|Rafer Alston||PG||Aaron Brooks|
|Courtney Lee||SG||Shane Battier|
|Hedo Turkoglu||SF||Ron Artest|
|Rashard Lewis||PF||Luis Scola|
|Dwight Howard||C||Yao Ming|
|November 22nd: Rockets 100, Magic 95|
As Brian Schmitz noted yesterday, the Orlando Magic's game against the Houston Rockets tonight is their last one of the season against a playoff-bound team, and will provide their final chance to work against top-flight NBA competition (with no disrespect intended to the Grizzlies, Nets, Knicks, Bucks, and Bobcats). Understandably, the Rockets are also gearing-up for the playoffs themselves, a task made all the more important due to the San Antonio Spurs' loss of Manu Ginobili for the season. Currently, Houston stands only a half-game back of San Antonio for the third seed in the West, so the Rockets have every incentive to try to move up.

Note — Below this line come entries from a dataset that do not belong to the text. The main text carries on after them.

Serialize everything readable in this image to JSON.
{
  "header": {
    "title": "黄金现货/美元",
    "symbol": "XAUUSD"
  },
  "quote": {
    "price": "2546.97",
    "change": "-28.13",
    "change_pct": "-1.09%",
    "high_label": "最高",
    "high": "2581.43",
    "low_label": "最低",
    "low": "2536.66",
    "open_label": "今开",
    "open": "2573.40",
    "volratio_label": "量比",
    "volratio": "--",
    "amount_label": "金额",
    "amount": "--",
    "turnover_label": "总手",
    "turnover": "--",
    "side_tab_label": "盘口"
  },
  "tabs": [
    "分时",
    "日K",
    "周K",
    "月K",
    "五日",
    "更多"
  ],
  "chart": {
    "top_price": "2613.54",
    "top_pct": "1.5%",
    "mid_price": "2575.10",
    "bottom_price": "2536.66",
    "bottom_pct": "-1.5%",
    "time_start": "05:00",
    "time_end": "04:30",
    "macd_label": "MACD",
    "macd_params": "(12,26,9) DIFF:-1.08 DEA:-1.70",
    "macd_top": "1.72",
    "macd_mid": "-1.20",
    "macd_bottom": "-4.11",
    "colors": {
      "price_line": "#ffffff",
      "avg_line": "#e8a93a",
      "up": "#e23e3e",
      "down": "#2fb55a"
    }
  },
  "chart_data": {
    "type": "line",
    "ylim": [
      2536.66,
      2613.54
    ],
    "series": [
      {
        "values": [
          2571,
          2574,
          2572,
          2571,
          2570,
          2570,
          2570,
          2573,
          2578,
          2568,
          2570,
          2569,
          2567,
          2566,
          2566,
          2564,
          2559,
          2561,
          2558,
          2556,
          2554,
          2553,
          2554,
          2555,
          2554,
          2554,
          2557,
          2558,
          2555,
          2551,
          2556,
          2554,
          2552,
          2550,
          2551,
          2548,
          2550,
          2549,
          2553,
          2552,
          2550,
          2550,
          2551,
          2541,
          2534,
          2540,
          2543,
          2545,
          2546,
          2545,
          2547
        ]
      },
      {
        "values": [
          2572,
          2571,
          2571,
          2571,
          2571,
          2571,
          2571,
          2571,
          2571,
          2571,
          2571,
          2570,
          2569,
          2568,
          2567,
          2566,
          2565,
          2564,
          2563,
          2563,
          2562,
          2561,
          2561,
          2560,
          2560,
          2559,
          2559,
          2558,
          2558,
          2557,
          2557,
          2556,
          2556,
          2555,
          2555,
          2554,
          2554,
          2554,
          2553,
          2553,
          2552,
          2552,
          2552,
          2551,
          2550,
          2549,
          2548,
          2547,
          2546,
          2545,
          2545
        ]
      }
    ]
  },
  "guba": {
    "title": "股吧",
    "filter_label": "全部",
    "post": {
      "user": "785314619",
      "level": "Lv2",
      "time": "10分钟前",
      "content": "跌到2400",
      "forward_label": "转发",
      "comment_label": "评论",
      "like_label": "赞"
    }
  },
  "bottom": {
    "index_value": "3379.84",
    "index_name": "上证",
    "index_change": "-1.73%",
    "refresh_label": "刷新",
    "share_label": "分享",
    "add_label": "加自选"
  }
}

The Rockets, I believe, present particular problems for the Magic, and as such I am very curious to see how Orlando handles them. Chief among these is the way they're able to handle Dwight Howard. And by "they're," I mean, "Yao Ming is." The statistics are jarring: In 8 head-to-head matchups with Yao, Dwight has averaged a measly 12.1 points on 45.1% shooting to go with 9.8 rebounds. Those numbers aren't affected by much "noise" either, as he's never scored more than 21 points or grabbed more than 12 rebounds. And this is to say nothing of the degree to which Yao improves his game against Howard. If the Magic can get their offense running in spite of Howard's career-long struggles against Yao, they should be in pretty good shape.
The operative word in that last sentence is "running." Houston plays at a relatively slow pace and struggles to score in transition, averaging a league-worst 8.9 fast-break points per game. To be fair, their fast-break defense is above-average (13th), but the Magic should nonetheless look to get off to the races, whenever possible, especially against Houston's unathletic power-position tandem of Yao and Luis Scola.
But back to the Magic's offense, which is our primary concern because Houston's offense (15th) is no great shakes, and the Magic's defense (2nd) is top-notch. Additionally, the Rockets were able to clamp down on the Magic in the second half of their only prior meeting this season, holding them to 42 points on 13-of-41 shooting after intermission. Orlando needs to find ways to score in the half-court, with Howard possibly neutralized by foul trouble and/or Yao. In Ron Artest and Shane Battier, Houston employs two of the league's best perimeter defenders. They figure to take turns defending Rashard Lewis and Hedo Turkoglu, which leaves me wondering whom Scola will cover. Looking at the team's personnel (Hello, Chuck Hayes), it's easy to understand how it fields the Western Conference's best overall defense, and the league's 4th-best overall.
So tune in tonight for a possible playoff preview, at least in terms of style and atmosphere. Also see what sort of reception Rafer Alston (acquired from Houston at the trading deadline) and Lewis (a graduate of nearby Alief Elsik High School) receive in their homecomings. Go Magic.